So is the FAQ supposed to be binding? Or is it just a list of suggestions to questions that don’t have definite answers? Certainly only very few FAQ questions ever migrated their way into the actual rules pdfs for new seasons, even in seasons when they were happy to see these pdfs balloon outwards to 30+ pages in order to exhaustively document the rules for how to create a character in compliance with previous seasons’ story origins (a system that was ultimately cut due to not meeting its purpose, according to the season 5 update notes, and indeed I am not sure from having read the rules what that system’s purpose was even meant to be).
One of the FAQ answers states that players can only play one character at a time. Except it actually says “it’s one character per player” which is contradicted elsewhere in the rules where players are clearly allowed to create new characters without retiring old ones. It seems like what’s meant is that it’s one character per player at any given time. So my brother’s characters are all totally legal, because he only plays one character at a time, he just changes which character that is dozens or hundreds of times per session. That is a shameless lawyering of the rules, but the rule we’re lawyering comes from an online supplement linked from a PDF for a rules expansion, which kind of gets us to the heart of the matter, which is that to even learn about this rule I had to care more about the rules than any volunteer DM should ever be required to. We’ve reached a level of rules obscurity where I just don’t careanymore.

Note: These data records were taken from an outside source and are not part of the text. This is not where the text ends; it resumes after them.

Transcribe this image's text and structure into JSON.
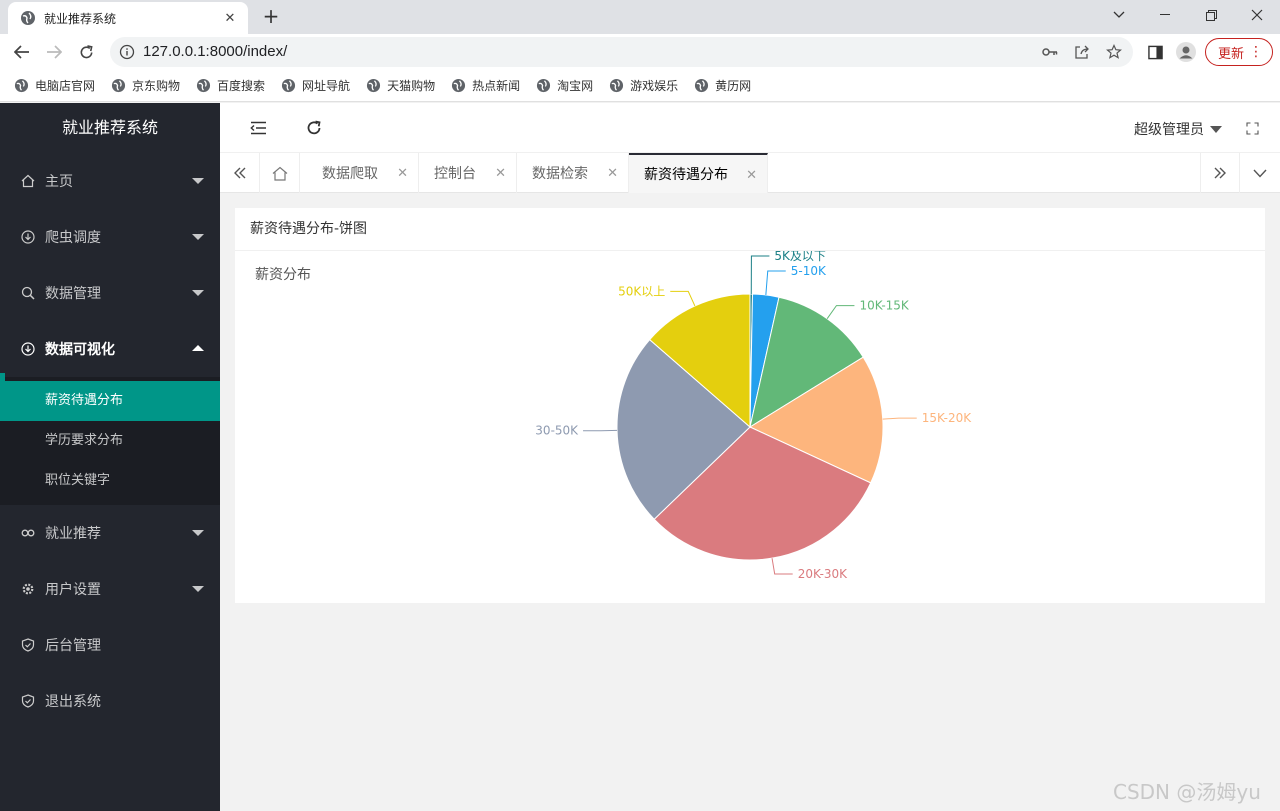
{
  "browser": {
    "tab_title": "就业推荐系统",
    "url": "127.0.0.1:8000/index/",
    "update_label": "更新"
  },
  "bookmarks": [
    "电脑店官网",
    "京东购物",
    "百度搜索",
    "网址导航",
    "天猫购物",
    "热点新闻",
    "淘宝网",
    "游戏娱乐",
    "黄历网"
  ],
  "sidebar": {
    "logo": "就业推荐系统",
    "items": [
      {
        "label": "主页",
        "icon": "home-icon"
      },
      {
        "label": "爬虫调度",
        "icon": "download-icon"
      },
      {
        "label": "数据管理",
        "icon": "search-icon"
      },
      {
        "label": "数据可视化",
        "icon": "download-icon"
      },
      {
        "label": "就业推荐",
        "icon": "link-icon"
      },
      {
        "label": "用户设置",
        "icon": "gear-icon"
      },
      {
        "label": "后台管理",
        "icon": "shield-icon"
      },
      {
        "label": "退出系统",
        "icon": "shield-icon"
      }
    ],
    "submenu": [
      "薪资待遇分布",
      "学历要求分布",
      "职位关键字"
    ]
  },
  "header": {
    "user": "超级管理员"
  },
  "tabs": [
    "数据爬取",
    "控制台",
    "数据检索",
    "薪资待遇分布"
  ],
  "card": {
    "title": "薪资待遇分布-饼图"
  },
  "chart_data": {
    "type": "pie",
    "title": "薪资分布",
    "slices": [
      {
        "label": "5K及以下",
        "value": 0.3,
        "color": "#1a7f86"
      },
      {
        "label": "5-10K",
        "value": 3.2,
        "color": "#24a0ee"
      },
      {
        "label": "10K-15K",
        "value": 12.7,
        "color": "#62b878"
      },
      {
        "label": "15K-20K",
        "value": 15.7,
        "color": "#fdb57d"
      },
      {
        "label": "20K-30K",
        "value": 30.9,
        "color": "#da7b7f"
      },
      {
        "label": "30-50K",
        "value": 23.6,
        "color": "#8e9ab0"
      },
      {
        "label": "50K以上",
        "value": 13.6,
        "color": "#e4cf0e"
      }
    ]
  },
  "watermark": "CSDN @汤姆yu"
}
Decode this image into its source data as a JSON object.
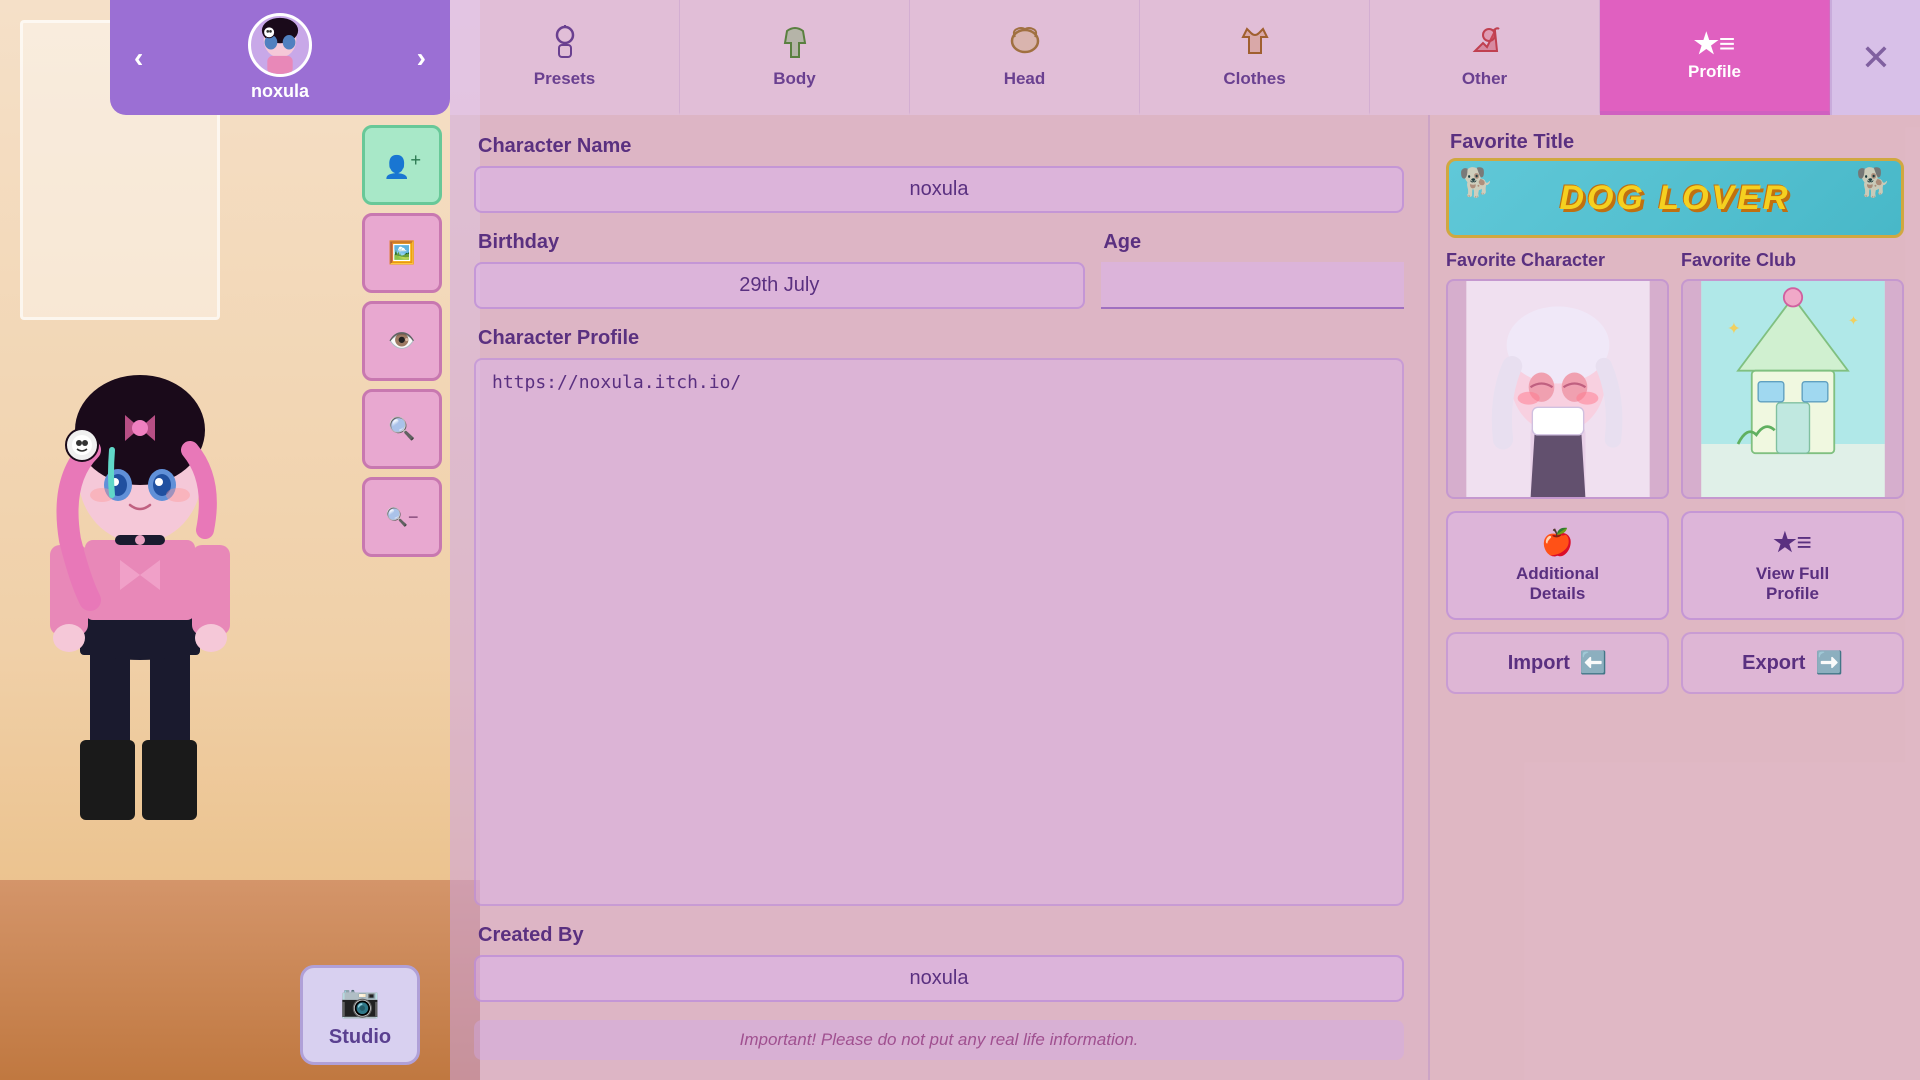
{
  "character": {
    "name": "noxula",
    "avatar_icon": "👤"
  },
  "tabs": [
    {
      "id": "presets",
      "label": "Presets",
      "icon": "🧍",
      "active": false
    },
    {
      "id": "body",
      "label": "Body",
      "icon": "👗",
      "active": false
    },
    {
      "id": "head",
      "label": "Head",
      "icon": "👒",
      "active": false
    },
    {
      "id": "clothes",
      "label": "Clothes",
      "icon": "👕",
      "active": false
    },
    {
      "id": "other",
      "label": "Other",
      "icon": "⚔️",
      "active": false
    },
    {
      "id": "profile",
      "label": "Profile",
      "icon": "★≡",
      "active": true
    }
  ],
  "form": {
    "character_name_label": "Character Name",
    "character_name_value": "noxula",
    "birthday_label": "Birthday",
    "birthday_value": "29th July",
    "age_label": "Age",
    "age_value": "",
    "profile_label": "Character Profile",
    "profile_value": "https://noxula.itch.io/",
    "created_by_label": "Created By",
    "created_by_value": "noxula",
    "important_note": "Important! Please do not put any real life information."
  },
  "profile_panel": {
    "favorite_title_label": "Favorite Title",
    "dog_lover_text": "DOG LOVER",
    "favorite_character_label": "Favorite Character",
    "favorite_club_label": "Favorite Club",
    "additional_details_label": "Additional\nDetails",
    "view_full_profile_label": "View Full\nProfile",
    "import_label": "Import",
    "export_label": "Export"
  },
  "toolbar": {
    "add_icon": "👤+",
    "image_icon": "🖼",
    "eye_icon": "👁",
    "zoom_in_icon": "🔍+",
    "zoom_out_icon": "🔍-"
  },
  "studio": {
    "label": "Studio",
    "icon": "📷"
  },
  "nav": {
    "prev_icon": "‹",
    "next_icon": "›"
  }
}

I’m still going to try to keep to the general spirit of the League rules, but the more keeping track of all the rules feels like legal discovery, the less I can bring myself to care about them, so I’m going to worry a lot less about actually following the League rules as written. They’re just too spread out across too many sources to be reasonably kept up with.